On December 18th, federal regulators unveiled new rules aimed at protecting credit card consumers. The catch is that they allowed these banks to continue taking advantage of consumers for 18 more months.

It took 300 pages for the regulators to tell us just how bad these guys have been, but most of us already knew what was going on beforehand. Some of the problems revolved around how banks figure out interest, now they’ll jack up interest rates at a moment’s notice, change up grace periods and cancel cards without almost any notice to consumers. Frankly, if it wasn’t for the fact that most of us are married to the ease of obtaining credit cards and the ability to buy things that most can’t really afford, credit card issuers for the most part would have been gone long before. That it’s taken the federal government so long to decide to finally protect consumers should make them feel ashamed of themselves for falling down on the job.
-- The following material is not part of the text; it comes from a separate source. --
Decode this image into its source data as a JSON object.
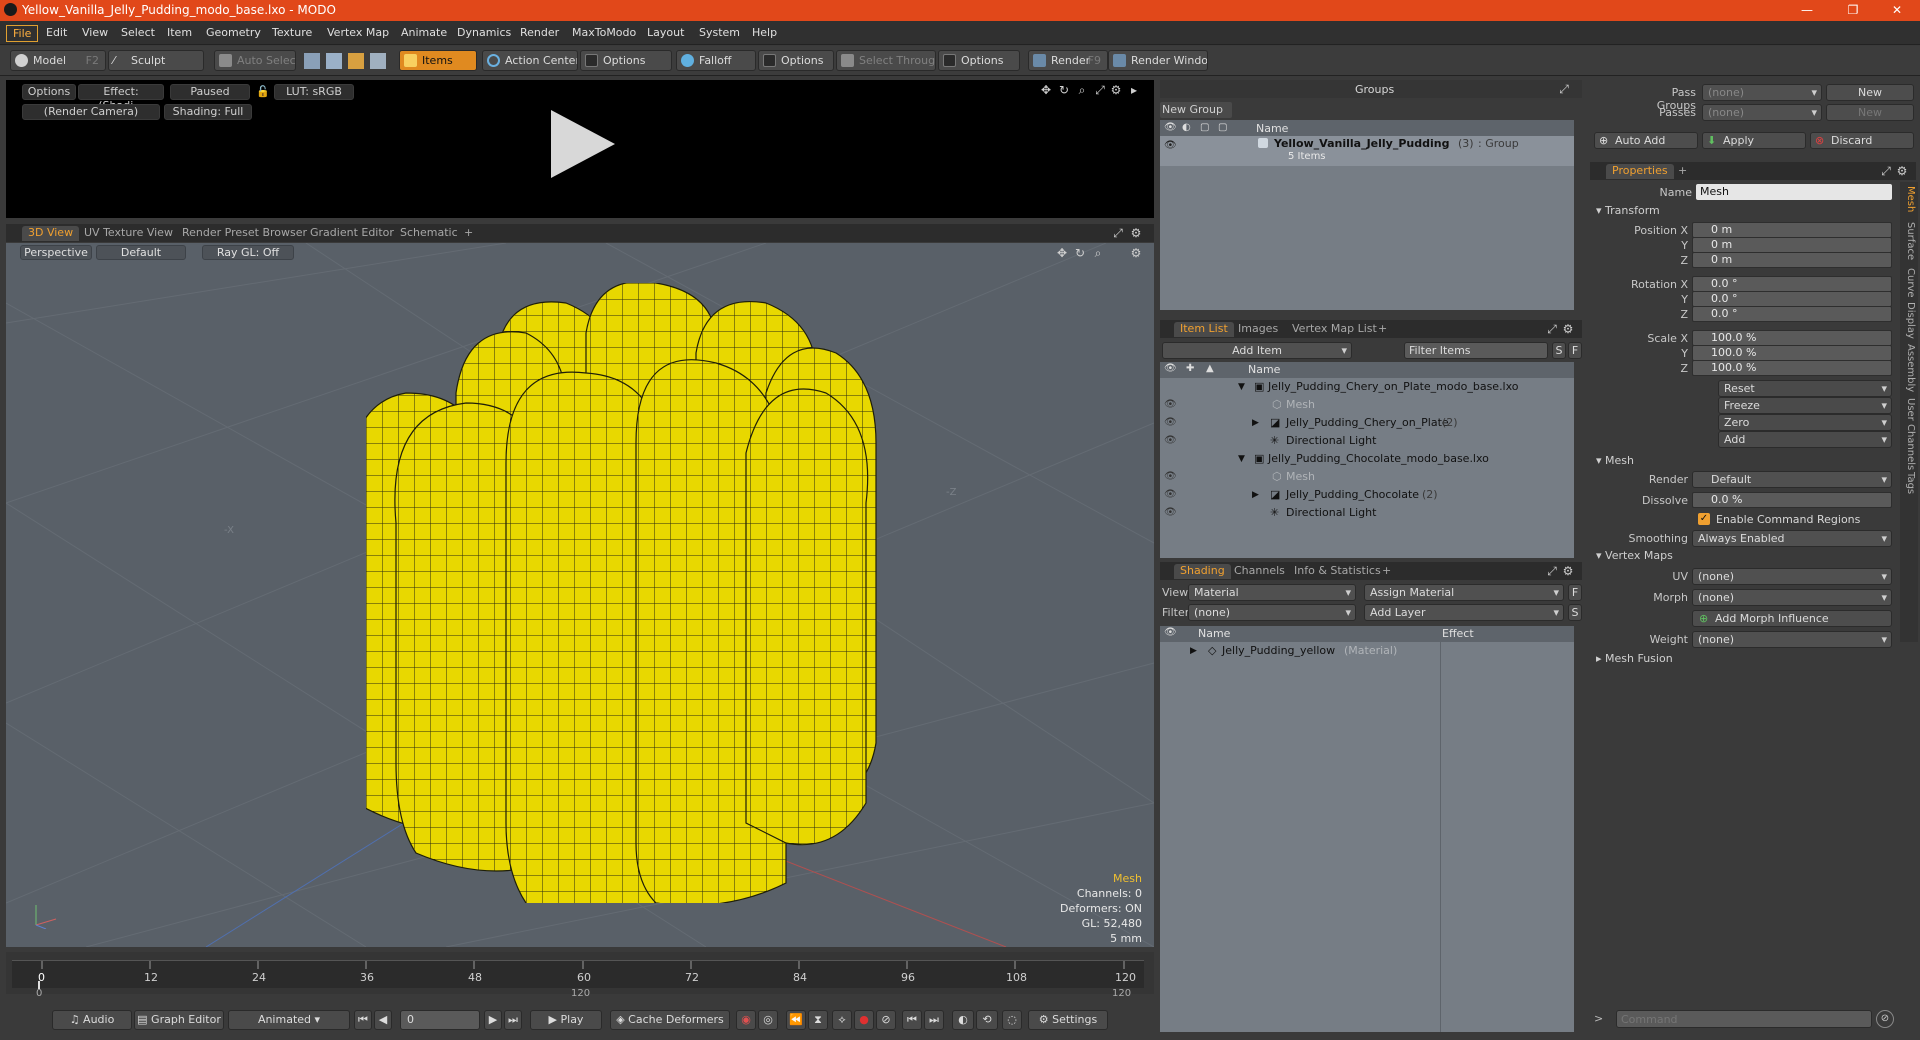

So, what did they do for consumers? They limited card issuers’ ability to raise interest rates in the first year after they issue a card. They curtailed banks’ ability to retroactively raise interest rates on consumers’ existing balances, including penalties levied when the a payment arrives a few days late. Card issuers will have to give consumers at least 21 days to pay their bills (and can’t attach that mid-day payment rule anymore), and they are prohibited from double-cycle billing, which retroactively applies interest charges to purchases made after a consumer fails to pay their bill on time. If the date of payment comes on a weekend, we’ll get extra days to pay. And finally, when multiple interest rates apply to different types of balances on the same card, banks can no longer apply payments in a way that maximizes interest charges. Payments must be applied evenly across all types of balances, or in a way that’s more advantageous to consumers.
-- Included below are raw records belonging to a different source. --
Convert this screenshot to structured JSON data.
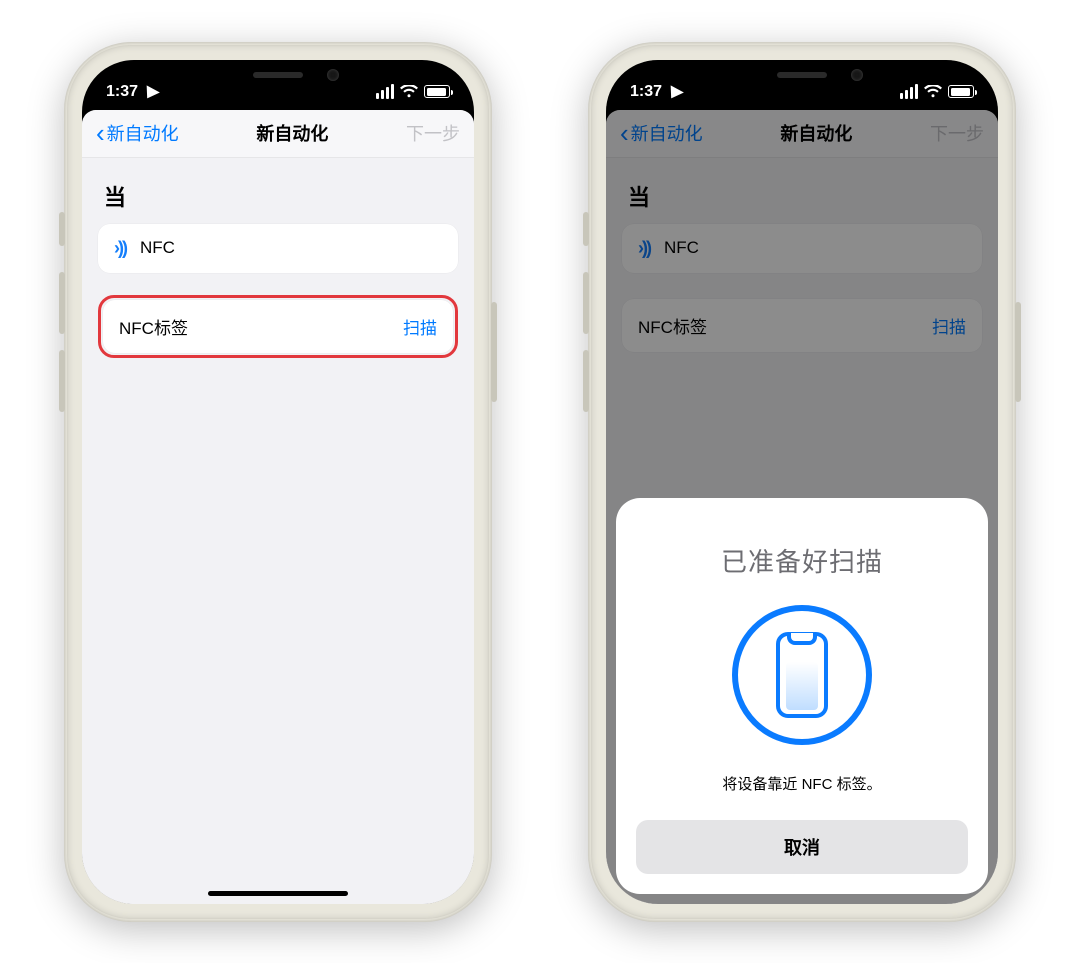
{
  "status": {
    "time": "1:37"
  },
  "nav": {
    "back": "新自动化",
    "title": "新自动化",
    "next": "下一步"
  },
  "section": {
    "when": "当"
  },
  "nfc_cell": {
    "label": "NFC"
  },
  "scan_cell": {
    "label": "NFC标签",
    "action": "扫描"
  },
  "sheet": {
    "title": "已准备好扫描",
    "message": "将设备靠近 NFC 标签。",
    "cancel": "取消"
  }
}
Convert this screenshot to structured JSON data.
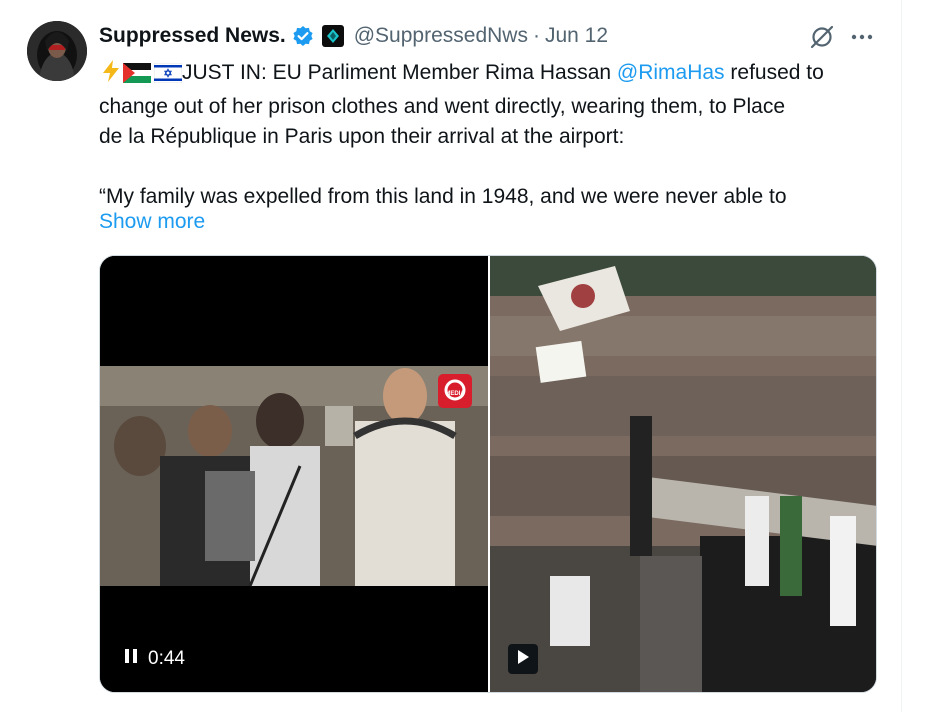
{
  "tweet": {
    "display_name": "Suppressed News.",
    "handle": "@SuppressedNws",
    "separator": "·",
    "date": "Jun 12",
    "text_line1_prefix": "JUST IN: EU Parliment Member Rima Hassan ",
    "mention": "@RimaHas",
    "text_line1_suffix": " refused to",
    "text_line2": "change out of her prison clothes and went directly, wearing them, to Place",
    "text_line3": "de la République in Paris upon their arrival at the airport:",
    "text_line5": "“My family was expelled from this land in 1948, and we were never able to",
    "show_more": "Show more"
  },
  "media": {
    "video_time": "0:44",
    "watermark": "MEDIA"
  },
  "icons": {
    "verified": "verified-badge-icon",
    "affiliate": "affiliate-badge-icon",
    "grok": "grok-icon",
    "more": "more-icon",
    "lightning": "lightning-emoji",
    "flag1": "palestine-flag-emoji",
    "flag2": "israel-flag-emoji",
    "pause": "pause-icon",
    "play": "play-icon"
  },
  "colors": {
    "link": "#1d9bf0",
    "secondary_text": "#536471",
    "primary_text": "#0f1419"
  }
}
The biggest one for all of us, though, is when credit card issuers decide to jack up their interest rates. When the new rules go into effect, they’ll not be allowed to jack up the interest rate, then apply it to any existing balances. I’ve always thought that was one of the sneakiest things I’ve seen, although, if you read the small print on one of their statements (something that very few people do, and I’ll admit I don’t always do it myself), whenever they send you something that indicates there’s a change in the rules, if they indicate that there’s a change coming and we don’t cancel the card, then it’s on us. Well, from now on, we’ll be protected from ourselves; I appreciate the help.

Of course the banks and credit card companies aren’t happy with this, and they’re threatening higher costs and fees; that was to be expected. They’ve also indicated that it might mean fewer people will be accepted for credit cards, and my thought is that’s not such a bad thing. After all, one of the issues that’s gotten this country into financial difficulties in the first place is the issuing of too many cards to too many people who really don’t deserve them. When I was 27 years old, I received a credit card with a $10,000 credit limit on it, and at that time I was only making $24,000 a year. I’m glad that I had some control over myself and didn’t run up my balance that high, but there’s no way I was qualified, based on my limited credit history at the time, for a card of that magnitude.
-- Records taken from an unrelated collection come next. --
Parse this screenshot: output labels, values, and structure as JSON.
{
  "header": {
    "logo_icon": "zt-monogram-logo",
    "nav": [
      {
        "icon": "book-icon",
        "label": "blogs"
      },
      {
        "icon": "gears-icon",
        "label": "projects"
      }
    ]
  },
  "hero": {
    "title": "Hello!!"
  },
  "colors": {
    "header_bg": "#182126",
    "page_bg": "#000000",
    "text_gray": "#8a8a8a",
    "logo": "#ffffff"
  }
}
One great line that came out of the report, something that every major credit guru has always said people should do, something which most people don’t have the ability to do. In its report, the Office of Thrift Supervision rejected the suggestion that cardholders can avoid all interest and fees by simply paying their bills on time. Credit cards are designed as borrowing instruments, the agency reasoned, and consumers shouldn’t be expected to avoid mistreatment only “by paying their balances in full each month.”

This is all good stuff coming from the Fed. It would have been great to say this was protection we were getting in 2009, as a great New Year’s present, but it’s not to be. So, I guess we’ll have to save the thanks for 2010, and just give thanks that 2008 is almost over, and let’s hope for a very happy financial year in 2009, one way or another.